The US currently has similar issues, but across states rather than nations. It is made more difficult by the existing extremely partisan nature of US politics. Any federal law proposed by a Democratic administration is likely to be resisted by Republican states – and vice versa. It’s not impossible, however, because ultimately privacy is a people issue rather than a political issue. Nevertheless, it would require bipartisan approval for its development to survive any possible administration change during its development.
Whether it will ever happen is unclear. Many practitioners believe it will happen simply because it must happen. Others believe the difficulties are too extreme, and it won’t happen. However, if a strong federal privacy and data protection law came into force, it could potentially also solve the transatlantic data flow problem. If the EU were to recognize the US as having equivalent privacy controls, there would be no need for a separate ‘privacy shield’ agreement.
The only alternative to federal regulation would be to regulate the security practitioners across the whole country rather than the security controls within individual companies. This could provide a vehicle for trans-state conformity to a professionalism set by an independent professional body. There has been some interest in this among cybersecurity leaders, but little movement towards it.
The question now is whether it is too late for practitioners to regulate themselves from within, leaving only the option of the government imposing regulation from above. Longstanding proponent of self-professionalization, Zinaich, commented, “I almost feel like it is too late for self-professionalization.”
Forbes disagrees. “It is not too late,” he said. ‘Companies and the industry are very eager to have improved guidance and evolve beyond NIST CSF or ISO 27000 with a globally recognized maturity standard. Company boards are constantly asking for how their company stacks up against a standard or their peers. At the moment, the industry is still waiting for and eager to use a ‘go-to’ standard similar to NIST CSF that also measures maturity.” It is effectively the same argument as that for a federal privacy and data protection law.
Whitt-Winyard feels it is not only too late for self-professionalization, but wrong in principle. “Yes [it is too late], she said. “The sheer dynamic nature of cybersecurity makes the ability to come up with a baseline near impossible, and the field is too broad to professionalize.”

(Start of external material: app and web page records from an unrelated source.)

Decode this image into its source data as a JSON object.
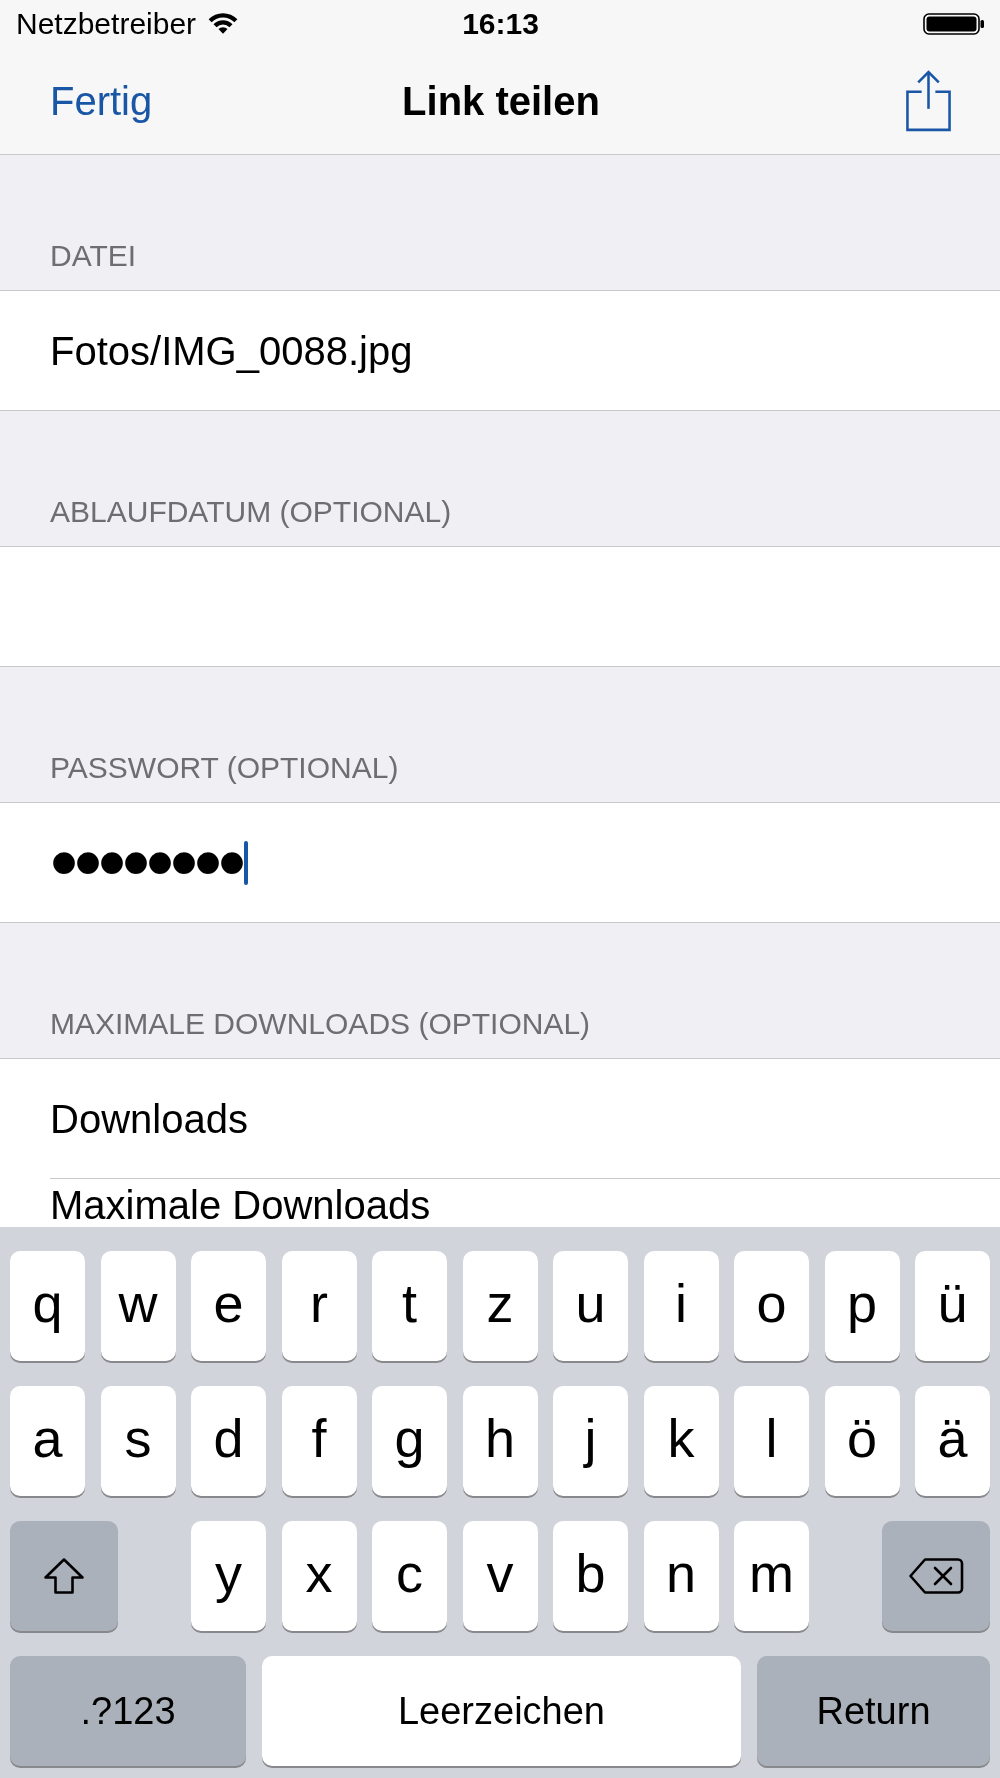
{
  "status_bar": {
    "carrier": "Netzbetreiber",
    "time": "16:13"
  },
  "nav_bar": {
    "done_button": "Fertig",
    "title": "Link teilen"
  },
  "sections": [
    {
      "header": "DATEI",
      "rows": [
        {
          "kind": "text",
          "text": "Fotos/IMG_0088.jpg"
        }
      ]
    },
    {
      "header": "ABLAUFDATUM (OPTIONAL)",
      "rows": [
        {
          "kind": "field",
          "focused": false
        }
      ]
    },
    {
      "header": "PASSWORT (OPTIONAL)",
      "rows": [
        {
          "kind": "password",
          "value": "••••••••",
          "focused": true
        }
      ]
    },
    {
      "header": "MAXIMALE DOWNLOADS (OPTIONAL)",
      "rows": [
        {
          "kind": "text",
          "text": "Downloads"
        },
        {
          "kind": "text",
          "text": "Maximale Downloads"
        }
      ]
    }
  ],
  "keyboard": {
    "letter_rows": [
      [
        "q",
        "w",
        "e",
        "r",
        "t",
        "z",
        "u",
        "i",
        "o",
        "p",
        "ü"
      ],
      [
        "a",
        "s",
        "d",
        "f",
        "g",
        "h",
        "j",
        "k",
        "l",
        "ö",
        "ä"
      ],
      [
        "y",
        "x",
        "c",
        "v",
        "b",
        "n",
        "m"
      ]
    ],
    "numbers_key": ".?123",
    "space_key": "Leerzeichen",
    "return_key": "Return"
  }
}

She continued, “The cybersecurity community is built of those who learned this field in their own time, on the fly during an incident, as teenagers or interns and so on. These people have an insatiable urge to learn and explore. They are filled with passion and persistence, can think like the bad guy and have an unwavering curiosity. These are traits that you cannot teach at university. If cybersecurity became professionalized, it would create additional barriers for those entering the field – and we have had a shortage of skilled cybersecurity talent for as long as I can remember.”
The implication is that regulating the people rather than the posture will have an overall negative effect on the cybersecurity of the nation. But at the same time, standardized privacy and data protection industry regulations across the whole of the US are a long way off, even though sorely needed. The industry and government, minus lobbyists, need to come together from the bottom up rather than top down – and talk about regulations.
Kevin Townsend is a Senior Contributor at SecurityWeek. He has been writing about high tech issues since before the birth of Microsoft. For the last 15 years he has specialized in information security; and has had many thousands of articles published in dozens of different magazines – from The Times and the Financial Times to current and long-gone computer magazines.